Wood, an abundant and renewable resource, is the source of many consumer products.
At its basic cellular level, the fibre in the wood is also the source of two new,
revolutionary forest bio-materials.
Known as cellulose filaments and cellulose nanocrystals, these materials are helping Canada’s
pulp and paper sector become more globally competitive.
Strong yet lightweight, cellulose nanocrystals and cellulose filaments
possess unique bonding properties.
These special characteristics allow these materials to be added to a range of everyday
products which in turn enhances the properties of these products.
Paint, for example, becomes more resistant to wear or scratches with the addition of
cellulose nanocrystals. It also becomes easier to apply.
The addition of cellulose filaments provides extra strength to facial tissues or paper towels,
allowing for improved absorption without sacrificing overall softness.
Various other materials such as plastics or textiles can be strengthened yet remain lightweight
with the addition of either of these two revolutionary bio-materials.
Through Natural Resources Canada, the Government of Canada has been investing in the research, testing,
production, and commercialization of cellulose nanocrystals and cellulose filaments.
This research has been led by FPInnovations, Canada’s national forest research institute,
in partnership with the provinces, the forest industry and universities.
Biomaterials have very unique properties.
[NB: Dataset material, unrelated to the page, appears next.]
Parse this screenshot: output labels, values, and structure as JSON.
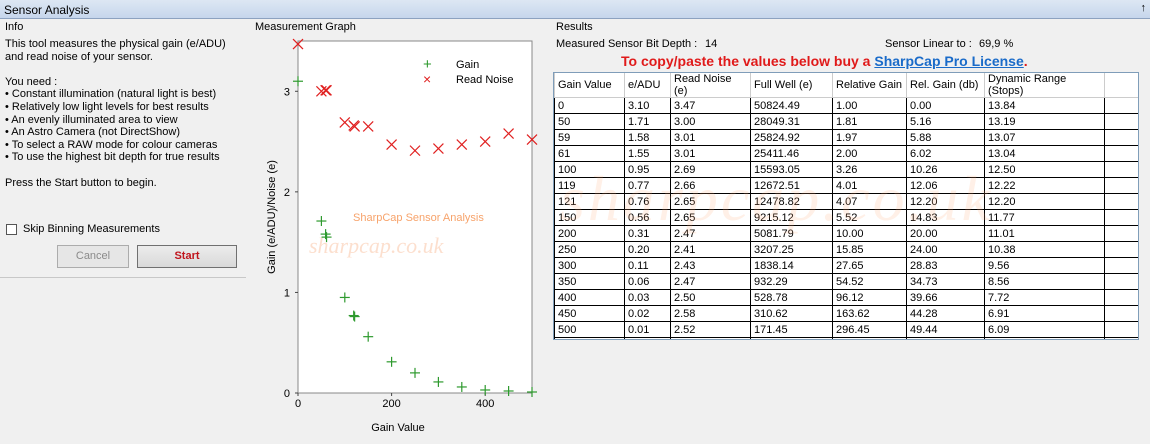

They have the potential to be used in a variety
of industries like the oil, cosmetics, pulp and paper, and construction industries.
Two separate Canadian pulp and paper mills are now producing sufficient quantities of
these bio-materials for further testing. This testing will allow various industries to determine
the best use for them in a range of commercial products.
Cellulose nanocrystals and cellulose filaments, two innovations helping to position Canada’s
forest sector at the forefront of the global bio-economy.